Take Highway 544 South 1.6 miles toward Surfside Beach. Turn right on Jackson Bluff Road at Gullies Shell gas station. Drive past Grand Strand Water and Sewer. Continue straight past the water retention ponds on the left. You will see a sign that reads ” End of State Road Maintenance.” Drive straight and the pavement will begin to get a little rough. Go past the creek and look for the trailhead entrance and parking area on the left.
From Surfside Beach 544 Exit off of 17 Bypass
Take Highway 544 North 10 miles toward Conway. Turn left on Jackson Bluff Road at the Gullies Shell gas station. Drive past Grand Strand Water and Sewer. Continue straight past the water retention ponds on the left. You will see a sign that reads ” End of State Road Maintenance.” Drive straight and the pavement will begin to get a little rough. Go past the creek and look for the trailhead entrance and parking area on the left.
Mountain Bike Trails Close To Myrtle Beach
This trail is a real gem. It is about an hour and a half from Myrtle Beach. It is beginner friendly.
The first trail system designed and built by the Cape Fear chapter of SORBA. Surprisingly natural varied terrain for being only about 2mi from the Cape Fear river. Has some nice views of the wet lands that are near the trail. Also it is only a short drive from downtown Wilmington and Blue Clay Mountain Bike Park. The trail is only open during park hours which is from dusk to dawn and there is a gate at the entrance so there is no night riding here. Not to far from the trail head is bathrooms and a shelter with a huge charcoal grill. Our intentions are to make this the best trail system in coastal carolina, as such it will be under constant change. Initial construction on the trail began early Dec 2010.
Mountain Bike Trails Worth Mentioning
Rocky Knob is a 185-acre mountain bike park in Boone, NC. The trails feature rocky singletrack cutting through rhododendron thickets and scenic Appalachian forest. About 6 miles of trails are currently open as well as three skills areas, ranging from beginner to advanced. A few more miles of trails are still under construction.
When complete, Rocky Knob will host about 8 miles of mountain bike trails for all skill levels, three shelters, an adventure playground, and picnic areas.

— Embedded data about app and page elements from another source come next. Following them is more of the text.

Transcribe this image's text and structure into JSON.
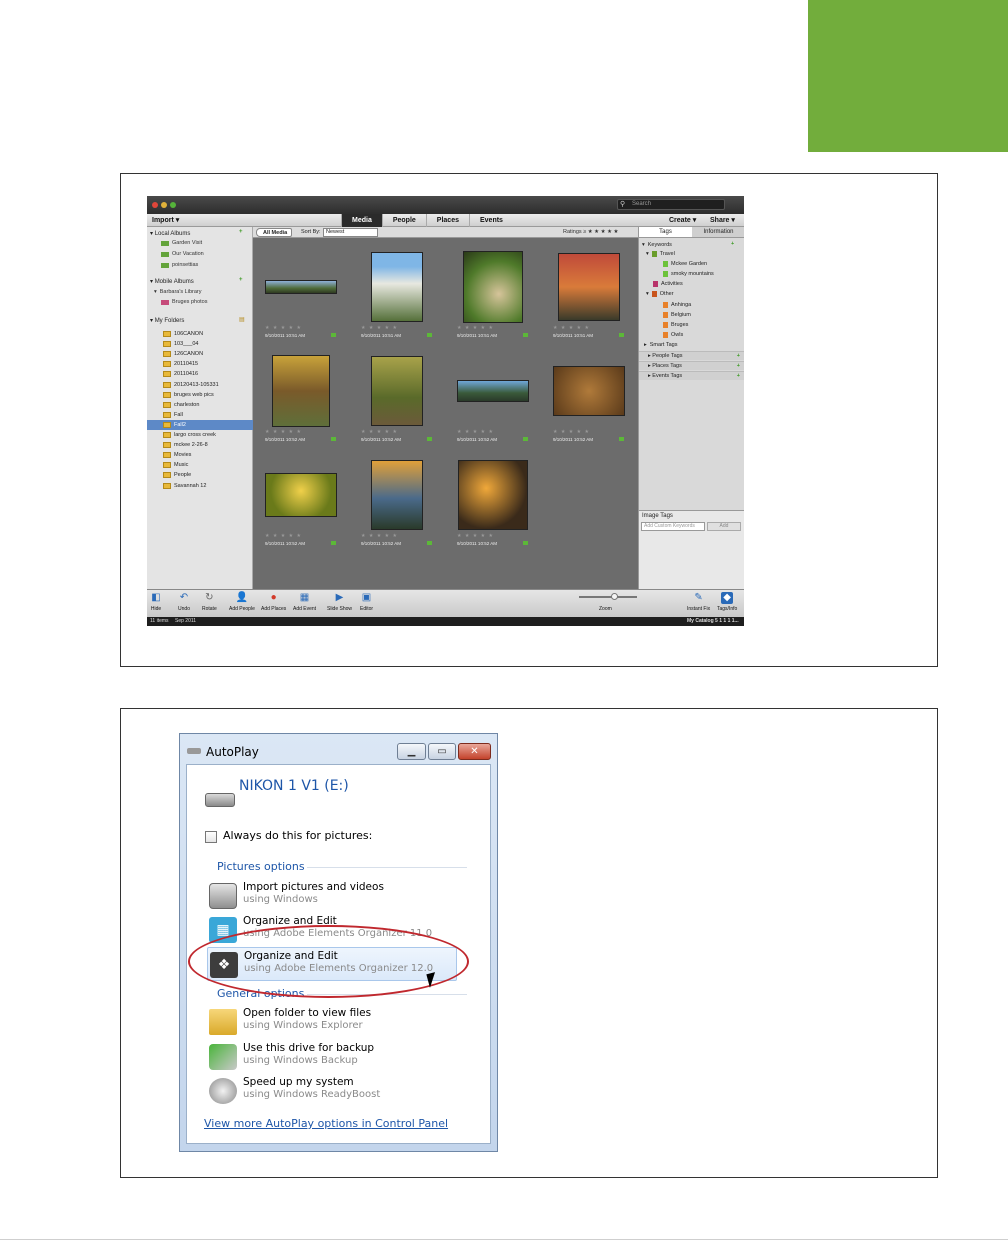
{
  "organizer": {
    "search_placeholder": "Search",
    "menu": {
      "import": "Import",
      "create": "Create",
      "share": "Share"
    },
    "tabs": [
      "Media",
      "People",
      "Places",
      "Events"
    ],
    "left": {
      "local_albums": "Local Albums",
      "albums": [
        "Garden Visit",
        "Our Vacation",
        "poinsettias"
      ],
      "mobile_albums": "Mobile Albums",
      "library": "Barbara's Library",
      "library_item": "Bruges photos",
      "my_folders": "My Folders",
      "folders": [
        "106CANON",
        "103___04",
        "126CANON",
        "20110415",
        "20110416",
        "20120413-105331",
        "bruges web pics",
        "charleston",
        "Fall",
        "Fall2",
        "largo cross creek",
        "mckee 2-26-8",
        "Movies",
        "Music",
        "People",
        "Savannah 12"
      ],
      "selected_folder": "Fall2"
    },
    "center": {
      "all_media": "All Media",
      "sort_by": "Sort By:",
      "sort_value": "Newest",
      "ratings": "Ratings ≥ ★ ★ ★ ★ ★",
      "stars": "★ ★ ★ ★ ★",
      "dates": [
        "9/10/2011 10:51 AM",
        "9/10/2011 10:51 AM",
        "9/10/2011 10:51 AM",
        "9/10/2011 10:51 AM",
        "9/10/2011 10:52 AM",
        "9/10/2011 10:52 AM",
        "9/10/2011 10:52 AM",
        "9/10/2011 10:52 AM",
        "9/10/2011 10:52 AM",
        "9/10/2011 10:52 AM",
        "9/10/2011 10:52 AM"
      ]
    },
    "right": {
      "tabs": [
        "Tags",
        "Information"
      ],
      "keywords": "Keywords",
      "travel": "Travel",
      "travel_items": [
        "Mckee Garden",
        "smoky mountains"
      ],
      "activities": "Activities",
      "other": "Other",
      "other_items": [
        "Anhinga",
        "Belgium",
        "Bruges",
        "Owls"
      ],
      "smart_tags": "Smart Tags",
      "people_tags": "People Tags",
      "places_tags": "Places Tags",
      "events_tags": "Events Tags",
      "image_tags": "Image Tags",
      "custom_placeholder": "Add Custom Keywords",
      "add": "Add"
    },
    "toolbar": [
      "Hide",
      "Undo",
      "Rotate",
      "Add People",
      "Add Places",
      "Add Event",
      "Slide Show",
      "Editor"
    ],
    "zoom": "Zoom",
    "instant_fix": "Instant Fix",
    "tags_info": "Tags/Info",
    "status_left": "11 items",
    "status_date": "Sep 2011",
    "status_right": "My Catalog 5 1 1 1 1..."
  },
  "autoplay": {
    "title": "AutoPlay",
    "device": "NIKON 1 V1 (E:)",
    "always": "Always do this for pictures:",
    "pictures_options": "Pictures options",
    "general_options": "General options",
    "options": [
      {
        "title": "Import pictures and videos",
        "sub": "using Windows"
      },
      {
        "title": "Organize and Edit",
        "sub": "using Adobe Elements Organizer 11.0"
      },
      {
        "title": "Organize and Edit",
        "sub": "using Adobe Elements Organizer 12.0"
      },
      {
        "title": "Open folder to view files",
        "sub": "using Windows Explorer"
      },
      {
        "title": "Use this drive for backup",
        "sub": "using Windows Backup"
      },
      {
        "title": "Speed up my system",
        "sub": "using Windows ReadyBoost"
      }
    ],
    "link": "View more AutoPlay options in Control Panel"
  }
}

This trail system is an epic addition to the Sumter National Forest area trails. Amazing singletrack with great flow, tons of jumps, and fast terrain. Minimal climbing makes this a good trail for beginners while experts can test their cornering and jumping skills. Four loops at this time range in length from 5-8 miles each. Worth the drive from just about anywhere, you’ll want to ride every inch of trail before you leave! Thanks SORBA!
What you need to know to ride safely!
- Bicyclists riding on the roadway must travel in the extreme right lane in the direction of the traffic—not against it!
- Whenever possible, bicyclists should ride on bike paths or designated bicycle lanes, such as those located on Mr. Joe White Avenue or North Ocean Boulevard.
- Bicyclists must obey all road signs and traffic signals, and must give turn signals just as motorists do.
- Bicyclists may not ride on ordinary pedestrian sidewalks. They may ride on special wide, multi-purpose sidewalks designed for a combination of bicycle and pedestrian traffic, such as those running along Grissom Parkway.
- Bicyclists should not disregard the rights of pedestrians and motorists—respect them just as you want them to respect you.
- It is illegal to ride through a pedestrian crosswalk. Climb off the bike and walk your bicycle across the road.
- A bicyclist riding in the dark must have a headlight on the front of his bicycle and a red reflector on the rear.
- Never carry additional passengers on a bicycle!
- Watch motorists carefully! They may be talking on a cell phone, texting, eating… But they are bigger than you are so, as the saying goes, “give a fool a wide berth.”
- Protect your head. Wear a helmet!